[TASK DETAILS]: Examine each line of the data. Copy the line if it includes the word "down".
━━ GIVEN DATA
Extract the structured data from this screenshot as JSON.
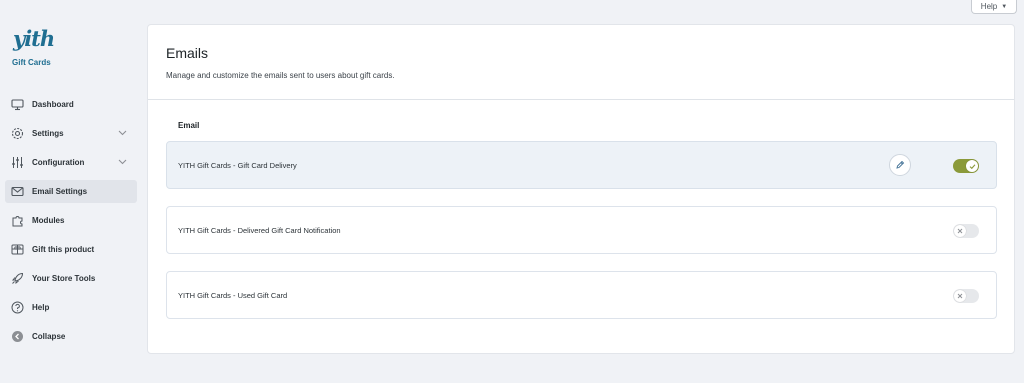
{
  "help_tab": {
    "label": "Help"
  },
  "brand": {
    "logo": "yith",
    "subtitle": "Gift Cards",
    "color": "#1f6e91"
  },
  "sidebar": {
    "items": [
      {
        "label": "Dashboard",
        "icon": "monitor-icon",
        "expandable": false,
        "active": false
      },
      {
        "label": "Settings",
        "icon": "gear-icon",
        "expandable": true,
        "active": false
      },
      {
        "label": "Configuration",
        "icon": "sliders-icon",
        "expandable": true,
        "active": false
      },
      {
        "label": "Email Settings",
        "icon": "envelope-icon",
        "expandable": false,
        "active": true
      },
      {
        "label": "Modules",
        "icon": "puzzle-icon",
        "expandable": false,
        "active": false
      },
      {
        "label": "Gift this product",
        "icon": "gift-icon",
        "expandable": false,
        "active": false
      },
      {
        "label": "Your Store Tools",
        "icon": "rocket-icon",
        "expandable": false,
        "active": false
      },
      {
        "label": "Help",
        "icon": "question-icon",
        "expandable": false,
        "active": false
      },
      {
        "label": "Collapse",
        "icon": "collapse-arrow-icon",
        "expandable": false,
        "active": false
      }
    ]
  },
  "main": {
    "title": "Emails",
    "description": "Manage and customize the emails sent to users about gift cards.",
    "column_header": "Email",
    "emails": [
      {
        "name": "YITH Gift Cards - Gift Card Delivery",
        "enabled": true,
        "highlighted": true
      },
      {
        "name": "YITH Gift Cards - Delivered Gift Card Notification",
        "enabled": false,
        "highlighted": false
      },
      {
        "name": "YITH Gift Cards - Used Gift Card",
        "enabled": false,
        "highlighted": false
      }
    ]
  },
  "colors": {
    "toggle_on": "#8b9a3a",
    "toggle_off": "#e6e8eb",
    "active_nav_bg": "#e1e4ea"
  }
}
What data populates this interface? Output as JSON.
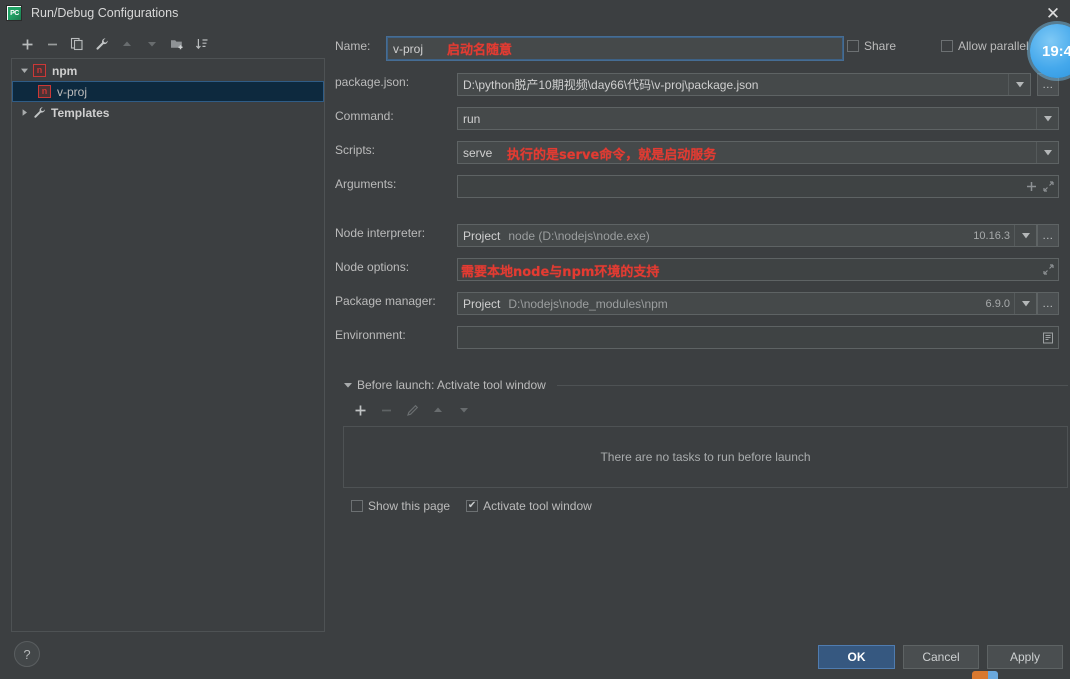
{
  "window": {
    "title": "Run/Debug Configurations",
    "app_icon": "pycharm-icon",
    "app_icon_text": "PC",
    "close_icon": "✕"
  },
  "sidebar": {
    "toolbar": [
      {
        "name": "add-configuration-button",
        "glyph": "+",
        "enabled": true
      },
      {
        "name": "remove-configuration-button",
        "glyph": "−",
        "enabled": true
      },
      {
        "name": "copy-configuration-button",
        "glyph": "❐",
        "enabled": true
      },
      {
        "name": "edit-templates-button",
        "glyph": "⚒",
        "enabled": true
      },
      {
        "name": "move-up-button",
        "glyph": "▲",
        "enabled": false
      },
      {
        "name": "move-down-button",
        "glyph": "▼",
        "enabled": false
      },
      {
        "name": "move-into-folder-button",
        "glyph": "❐",
        "enabled": true
      },
      {
        "name": "sort-configurations-button",
        "glyph": "⇅",
        "enabled": true
      }
    ],
    "tree": [
      {
        "label": "npm",
        "icon": "npm-icon",
        "expander": "▼",
        "level": 0,
        "selected": false,
        "bold": true
      },
      {
        "label": "v-proj",
        "icon": "npm-icon",
        "expander": "",
        "level": 1,
        "selected": true,
        "bold": false
      },
      {
        "label": "Templates",
        "icon": "wrench-icon",
        "expander": "▶",
        "level": 0,
        "selected": false,
        "bold": true
      }
    ]
  },
  "form": {
    "name": {
      "label": "Name:",
      "value": "v-proj",
      "annotation": "启动名随意"
    },
    "share": {
      "label": "Share",
      "checked": false
    },
    "allow_parallel": {
      "label": "Allow parallel run",
      "checked": false
    },
    "package_json": {
      "label": "package.json:",
      "value": "D:\\python脱产10期视频\\day66\\代码\\v-proj\\package.json",
      "browse_label": "..."
    },
    "command": {
      "label": "Command:",
      "value": "run"
    },
    "scripts": {
      "label": "Scripts:",
      "value": "serve",
      "annotation": "执行的是serve命令，就是启动服务"
    },
    "arguments": {
      "label": "Arguments:",
      "value": "",
      "add_icon": "+",
      "expand_icon": "⤡"
    },
    "node_interpreter": {
      "label": "Node interpreter:",
      "scope": "Project",
      "value": "node (D:\\nodejs\\node.exe)",
      "version": "10.16.3",
      "browse_label": "..."
    },
    "node_options": {
      "label": "Node options:",
      "value": "",
      "annotation": "需要本地node与npm环境的支持",
      "expand_icon": "⤡"
    },
    "package_manager": {
      "label": "Package manager:",
      "scope": "Project",
      "value": "D:\\nodejs\\node_modules\\npm",
      "version": "6.9.0",
      "browse_label": "..."
    },
    "environment": {
      "label": "Environment:",
      "value": "",
      "edit_icon": "▤"
    }
  },
  "before_launch": {
    "title": "Before launch: Activate tool window",
    "expander": "▼",
    "toolbar": [
      {
        "name": "add-task-button",
        "glyph": "+",
        "enabled": true
      },
      {
        "name": "remove-task-button",
        "glyph": "−",
        "enabled": false
      },
      {
        "name": "edit-task-button",
        "glyph": "✎",
        "enabled": false
      },
      {
        "name": "task-move-up-button",
        "glyph": "▲",
        "enabled": false
      },
      {
        "name": "task-move-down-button",
        "glyph": "▼",
        "enabled": false
      }
    ],
    "empty_text": "There are no tasks to run before launch",
    "show_this_page": {
      "label": "Show this page",
      "checked": false
    },
    "activate_tool_window": {
      "label": "Activate tool window",
      "checked": true,
      "mark": "✔"
    }
  },
  "footer": {
    "help_label": "?",
    "ok_label": "OK",
    "cancel_label": "Cancel",
    "apply_label": "Apply"
  },
  "overlay": {
    "time_bubble_text": "19:4"
  },
  "colors": {
    "background": "#3c3f41",
    "field_background": "#45494a",
    "selection": "#0d293e",
    "accent_button": "#365880",
    "annotation_red": "#e33b32",
    "npm_red": "#cb3837",
    "bubble_blue": "#44a8ec"
  }
}
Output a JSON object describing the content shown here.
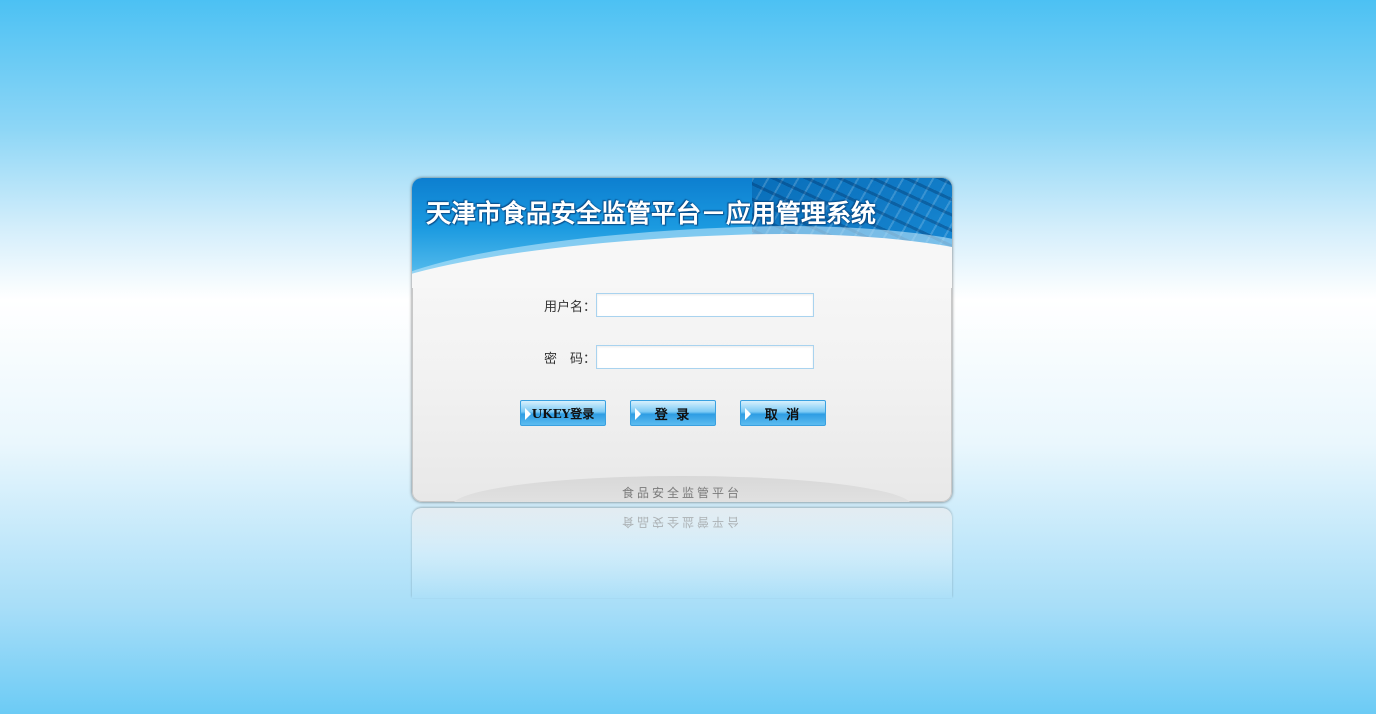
{
  "banner": {
    "title": "天津市食品安全监管平台－应用管理系统"
  },
  "form": {
    "username_label": "用户名：",
    "username_value": "",
    "password_label": "密　码：",
    "password_value": ""
  },
  "buttons": {
    "ukey_login": "UKEY登录",
    "login": "登 录",
    "cancel": "取 消"
  },
  "footer": {
    "text": "食品安全监管平台"
  }
}
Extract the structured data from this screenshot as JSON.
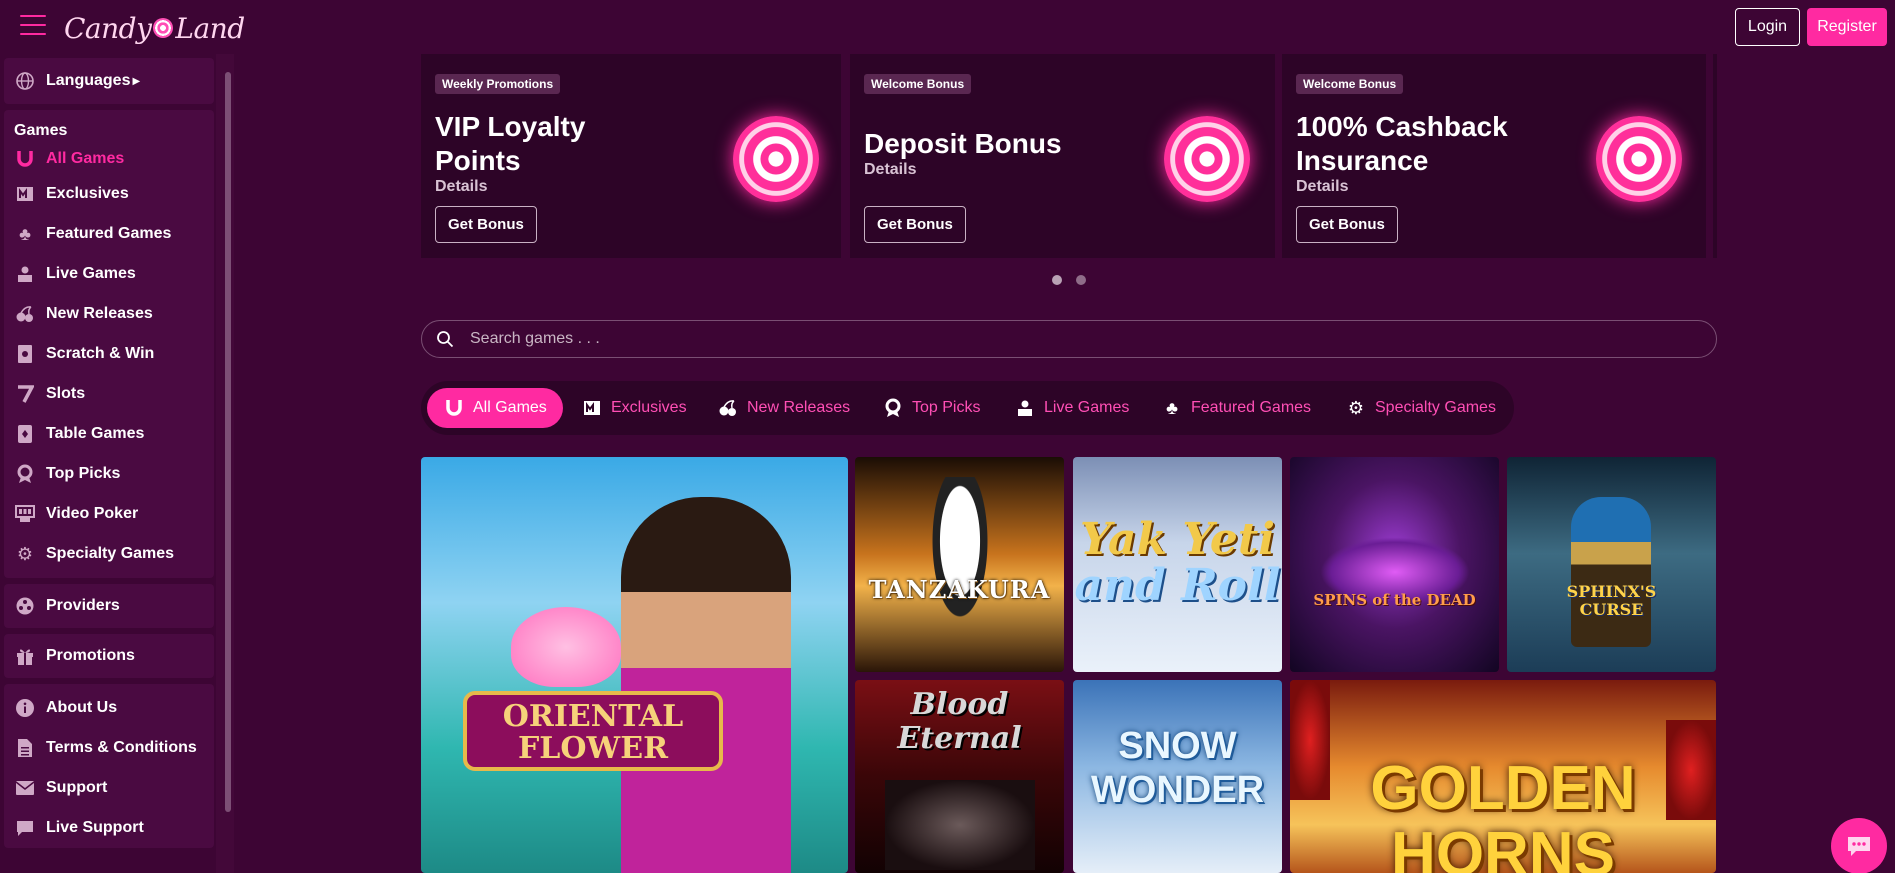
{
  "brand": {
    "name_left": "Candy",
    "name_right": "Land"
  },
  "header": {
    "login_label": "Login",
    "register_label": "Register"
  },
  "sidebar": {
    "languages_label": "Languages",
    "games_heading": "Games",
    "games": [
      {
        "label": "All Games",
        "icon": "horseshoe-icon"
      },
      {
        "label": "Exclusives",
        "icon": "exclusive-icon"
      },
      {
        "label": "Featured Games",
        "icon": "clover-icon"
      },
      {
        "label": "Live Games",
        "icon": "dealer-icon"
      },
      {
        "label": "New Releases",
        "icon": "cherries-icon"
      },
      {
        "label": "Scratch & Win",
        "icon": "scratch-card-icon"
      },
      {
        "label": "Slots",
        "icon": "seven-icon"
      },
      {
        "label": "Table Games",
        "icon": "card-icon"
      },
      {
        "label": "Top Picks",
        "icon": "award-icon"
      },
      {
        "label": "Video Poker",
        "icon": "poker-machine-icon"
      },
      {
        "label": "Specialty Games",
        "icon": "gear-icon"
      }
    ],
    "providers_label": "Providers",
    "promotions_label": "Promotions",
    "footer": [
      {
        "label": "About Us",
        "icon": "info-icon"
      },
      {
        "label": "Terms & Conditions",
        "icon": "document-icon"
      },
      {
        "label": "Support",
        "icon": "mail-icon"
      },
      {
        "label": "Live Support",
        "icon": "chat-icon"
      }
    ]
  },
  "promos": [
    {
      "tag": "Weekly Promotions",
      "title_line1": "VIP Loyalty",
      "title_line2": "Points",
      "details": "Details",
      "button": "Get Bonus"
    },
    {
      "tag": "Welcome Bonus",
      "title_line1": "Deposit Bonus",
      "title_line2": "",
      "details": "Details",
      "button": "Get Bonus"
    },
    {
      "tag": "Welcome Bonus",
      "title_line1": "100% Cashback",
      "title_line2": "Insurance",
      "details": "Details",
      "button": "Get Bonus"
    }
  ],
  "search": {
    "placeholder": "Search games . . ."
  },
  "categories": [
    {
      "label": "All Games",
      "icon": "horseshoe-icon"
    },
    {
      "label": "Exclusives",
      "icon": "exclusive-icon"
    },
    {
      "label": "New Releases",
      "icon": "cherries-icon"
    },
    {
      "label": "Top Picks",
      "icon": "award-icon"
    },
    {
      "label": "Live Games",
      "icon": "dealer-icon"
    },
    {
      "label": "Featured Games",
      "icon": "clover-icon"
    },
    {
      "label": "Specialty Games",
      "icon": "gear-icon"
    }
  ],
  "games": [
    {
      "title_line1": "ORIENTAL",
      "title_line2": "FLOWER"
    },
    {
      "title_line1": "TANZAKURA"
    },
    {
      "title_line1": "Yak Yeti",
      "title_line2": "and Roll"
    },
    {
      "title_line1": "SPINS of the DEAD"
    },
    {
      "title_line1": "SPHINX'S",
      "title_line2": "CURSE"
    },
    {
      "title_line1": "Blood",
      "title_line2": "Eternal"
    },
    {
      "title_line1": "SNOW",
      "title_line2": "WONDER"
    },
    {
      "title_line1": "GOLDEN",
      "title_line2": "HORNS"
    }
  ],
  "colors": {
    "background": "#3d0534",
    "accent": "#ff2aa1",
    "card": "#2d0427"
  }
}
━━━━
[EXERCISE ANSWER]:
        "name": "move-down-button",
        "name": "task-move-down-button",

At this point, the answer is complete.